Head/neck shot 

When hunting, the head/neck shot is a vital part of your hunt. This shot requires precision in the firing of your firearm. A head/neck shot is a delicate target with small blood vessels and arteries. In addition, the area is less flexible than the body of an animal, so it’s important to choose the correct bullet. 

If you’re hunting a deer, always use a head/neck shot. These shots are extremely dangerous because they can cause a huge shock to the spinal cord and vertebrae. The deer may be dead or paralyzed, depending on the exact hit. Even worse, these shots can also damage the deer’s food pipe and windpipe. 

Straight-down shot 

A straight-down shot is a difficult shot to execute on a whitetail deer. It has very little chance of hitting the heart or even the spine. At best, it will hit one lung. It also can be a very difficult shot to track. In addition, the target area is small, which means a perfect shot is crucial. 

To take a straight-down shot, you must be able to maneuver your body in an extreme way. The angle must be about 45 degrees. If it’s any steeper than that, it’s a riskier shot. It’s a good idea to stay attached to a safety harness when shooting from a treestand. 

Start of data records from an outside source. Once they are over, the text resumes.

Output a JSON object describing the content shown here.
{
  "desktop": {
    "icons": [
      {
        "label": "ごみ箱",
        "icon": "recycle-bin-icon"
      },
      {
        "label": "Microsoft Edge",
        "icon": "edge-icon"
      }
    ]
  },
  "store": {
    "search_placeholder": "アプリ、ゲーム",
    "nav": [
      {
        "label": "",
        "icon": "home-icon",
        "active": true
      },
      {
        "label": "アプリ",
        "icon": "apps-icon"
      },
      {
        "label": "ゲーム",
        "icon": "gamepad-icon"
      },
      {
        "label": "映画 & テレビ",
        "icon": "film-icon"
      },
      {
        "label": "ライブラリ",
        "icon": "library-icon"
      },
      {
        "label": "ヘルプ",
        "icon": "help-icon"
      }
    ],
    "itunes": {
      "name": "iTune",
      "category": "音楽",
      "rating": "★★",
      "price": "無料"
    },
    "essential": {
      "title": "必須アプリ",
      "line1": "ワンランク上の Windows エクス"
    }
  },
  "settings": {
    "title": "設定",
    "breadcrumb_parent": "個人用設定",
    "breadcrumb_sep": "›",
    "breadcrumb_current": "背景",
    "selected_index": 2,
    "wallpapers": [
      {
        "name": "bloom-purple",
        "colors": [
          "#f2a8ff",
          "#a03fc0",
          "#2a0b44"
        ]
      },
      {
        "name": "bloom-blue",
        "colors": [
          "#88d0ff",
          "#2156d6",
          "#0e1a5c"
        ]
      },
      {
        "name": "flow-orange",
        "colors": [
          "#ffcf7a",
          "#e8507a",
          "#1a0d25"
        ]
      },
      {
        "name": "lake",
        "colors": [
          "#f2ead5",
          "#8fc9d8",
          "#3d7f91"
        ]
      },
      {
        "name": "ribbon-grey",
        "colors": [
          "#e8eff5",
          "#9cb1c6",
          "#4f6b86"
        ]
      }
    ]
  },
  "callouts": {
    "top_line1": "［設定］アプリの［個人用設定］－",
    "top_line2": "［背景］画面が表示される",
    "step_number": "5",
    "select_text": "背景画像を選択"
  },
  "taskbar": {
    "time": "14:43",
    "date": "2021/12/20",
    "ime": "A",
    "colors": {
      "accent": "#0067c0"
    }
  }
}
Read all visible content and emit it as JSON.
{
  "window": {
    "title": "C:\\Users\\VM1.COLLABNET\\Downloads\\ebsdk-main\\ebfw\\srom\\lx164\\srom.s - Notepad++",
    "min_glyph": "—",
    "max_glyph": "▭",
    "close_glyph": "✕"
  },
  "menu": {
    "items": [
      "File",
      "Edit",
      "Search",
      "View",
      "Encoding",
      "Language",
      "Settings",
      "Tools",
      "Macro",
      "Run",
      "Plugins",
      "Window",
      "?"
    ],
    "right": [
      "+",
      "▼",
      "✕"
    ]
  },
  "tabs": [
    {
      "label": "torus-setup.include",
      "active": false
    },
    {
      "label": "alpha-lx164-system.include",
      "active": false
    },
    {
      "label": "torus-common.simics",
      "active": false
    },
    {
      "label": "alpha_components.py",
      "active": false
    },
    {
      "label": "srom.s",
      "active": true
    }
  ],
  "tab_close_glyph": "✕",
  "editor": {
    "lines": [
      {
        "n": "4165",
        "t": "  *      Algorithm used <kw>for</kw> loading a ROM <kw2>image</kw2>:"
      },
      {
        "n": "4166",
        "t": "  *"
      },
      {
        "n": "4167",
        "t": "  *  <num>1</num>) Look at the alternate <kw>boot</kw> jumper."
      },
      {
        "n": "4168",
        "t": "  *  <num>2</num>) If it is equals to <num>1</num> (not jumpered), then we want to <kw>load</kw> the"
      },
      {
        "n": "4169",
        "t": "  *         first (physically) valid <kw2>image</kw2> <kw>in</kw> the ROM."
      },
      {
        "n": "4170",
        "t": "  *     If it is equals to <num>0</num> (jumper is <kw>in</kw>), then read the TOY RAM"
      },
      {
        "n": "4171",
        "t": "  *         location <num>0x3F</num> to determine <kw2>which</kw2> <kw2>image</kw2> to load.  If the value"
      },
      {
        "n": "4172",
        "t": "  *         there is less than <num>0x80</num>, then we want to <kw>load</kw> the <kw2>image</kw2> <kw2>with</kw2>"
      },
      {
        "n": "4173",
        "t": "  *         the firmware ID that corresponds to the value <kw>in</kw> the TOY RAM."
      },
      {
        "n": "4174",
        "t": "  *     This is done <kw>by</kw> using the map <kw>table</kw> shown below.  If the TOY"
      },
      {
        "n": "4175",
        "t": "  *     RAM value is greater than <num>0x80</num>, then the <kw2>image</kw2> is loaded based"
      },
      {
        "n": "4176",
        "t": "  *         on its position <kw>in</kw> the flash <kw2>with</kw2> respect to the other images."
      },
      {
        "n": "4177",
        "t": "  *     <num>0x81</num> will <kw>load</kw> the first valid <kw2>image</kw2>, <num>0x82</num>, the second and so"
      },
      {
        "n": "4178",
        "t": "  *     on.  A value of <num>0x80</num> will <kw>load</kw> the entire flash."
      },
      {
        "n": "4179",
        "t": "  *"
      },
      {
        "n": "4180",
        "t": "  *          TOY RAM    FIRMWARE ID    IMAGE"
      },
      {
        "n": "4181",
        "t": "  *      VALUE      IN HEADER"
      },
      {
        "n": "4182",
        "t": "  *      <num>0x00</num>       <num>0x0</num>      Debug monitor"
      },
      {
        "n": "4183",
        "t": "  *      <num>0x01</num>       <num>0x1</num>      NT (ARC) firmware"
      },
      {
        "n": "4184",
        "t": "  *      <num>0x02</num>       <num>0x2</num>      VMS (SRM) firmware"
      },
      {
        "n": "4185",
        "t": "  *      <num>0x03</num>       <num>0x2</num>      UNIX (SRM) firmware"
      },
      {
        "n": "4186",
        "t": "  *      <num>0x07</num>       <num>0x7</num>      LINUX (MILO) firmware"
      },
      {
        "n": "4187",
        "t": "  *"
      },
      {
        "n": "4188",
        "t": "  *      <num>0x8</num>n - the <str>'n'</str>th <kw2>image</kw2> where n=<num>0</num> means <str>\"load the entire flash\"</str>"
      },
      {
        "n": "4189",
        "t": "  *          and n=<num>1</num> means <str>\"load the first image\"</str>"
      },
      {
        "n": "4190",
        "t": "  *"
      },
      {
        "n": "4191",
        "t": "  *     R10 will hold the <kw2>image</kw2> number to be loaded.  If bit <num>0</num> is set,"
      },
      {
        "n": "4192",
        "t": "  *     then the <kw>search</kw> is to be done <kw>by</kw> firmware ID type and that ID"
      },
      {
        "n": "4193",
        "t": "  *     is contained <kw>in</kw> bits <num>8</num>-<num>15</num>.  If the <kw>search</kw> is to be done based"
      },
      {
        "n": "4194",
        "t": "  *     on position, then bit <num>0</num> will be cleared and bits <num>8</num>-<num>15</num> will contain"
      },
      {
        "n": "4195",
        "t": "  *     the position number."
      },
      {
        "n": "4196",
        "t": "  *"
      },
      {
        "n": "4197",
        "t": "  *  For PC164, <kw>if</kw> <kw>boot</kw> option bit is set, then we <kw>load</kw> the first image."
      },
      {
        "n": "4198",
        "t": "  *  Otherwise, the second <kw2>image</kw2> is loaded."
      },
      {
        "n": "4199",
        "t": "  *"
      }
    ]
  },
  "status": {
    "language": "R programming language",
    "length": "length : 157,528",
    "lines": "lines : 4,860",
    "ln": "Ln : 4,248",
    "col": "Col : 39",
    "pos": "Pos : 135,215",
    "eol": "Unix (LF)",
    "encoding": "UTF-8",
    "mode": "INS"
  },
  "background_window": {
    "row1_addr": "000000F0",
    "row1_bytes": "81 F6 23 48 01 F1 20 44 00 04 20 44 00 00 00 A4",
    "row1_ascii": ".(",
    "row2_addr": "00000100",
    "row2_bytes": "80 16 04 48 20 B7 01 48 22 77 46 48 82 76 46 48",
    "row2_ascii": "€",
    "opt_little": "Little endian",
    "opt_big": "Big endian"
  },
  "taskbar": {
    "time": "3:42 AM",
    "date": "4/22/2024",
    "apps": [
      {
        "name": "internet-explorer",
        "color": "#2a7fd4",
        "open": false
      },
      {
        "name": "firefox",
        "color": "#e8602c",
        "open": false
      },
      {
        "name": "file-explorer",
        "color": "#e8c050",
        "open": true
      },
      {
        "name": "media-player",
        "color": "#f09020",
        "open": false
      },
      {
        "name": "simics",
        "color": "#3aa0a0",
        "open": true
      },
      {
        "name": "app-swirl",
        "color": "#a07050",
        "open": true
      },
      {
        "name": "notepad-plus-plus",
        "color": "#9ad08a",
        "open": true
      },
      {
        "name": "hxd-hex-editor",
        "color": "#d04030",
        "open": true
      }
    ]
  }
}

Find the Right Shooting Environment

When hunting in nature, it’s important to find the right shooting environment. This means finding a location where you can shoot without fear of being hit by prey or getting lost in the woods. The best shooting environments vary depending on the game you’re hunting: deer hunters may prefer open country while turkey hunters may prefer densely forested areas. You can also use this information to find shooting ranges in your area so that you can practice and hone your skills in one safe place.

Get the Right Gear

Hunting requires expensive gear, but luckily there are often affordable options as well. If you’re only targeting small games like rodents or birds, most small Game Hunter AR-15 rifles will do the trick. If you’re planning on hunts large enough to require a larger animal such as elephants or lions, consider purchasing an animal tracking collar and/or radio collar to help keep track of your quarry from afar (or even have someone else do it for you). Finally, make sure your ammunition is compatible with your rifle and gun before purchase so that everything arrives together safely and correctly!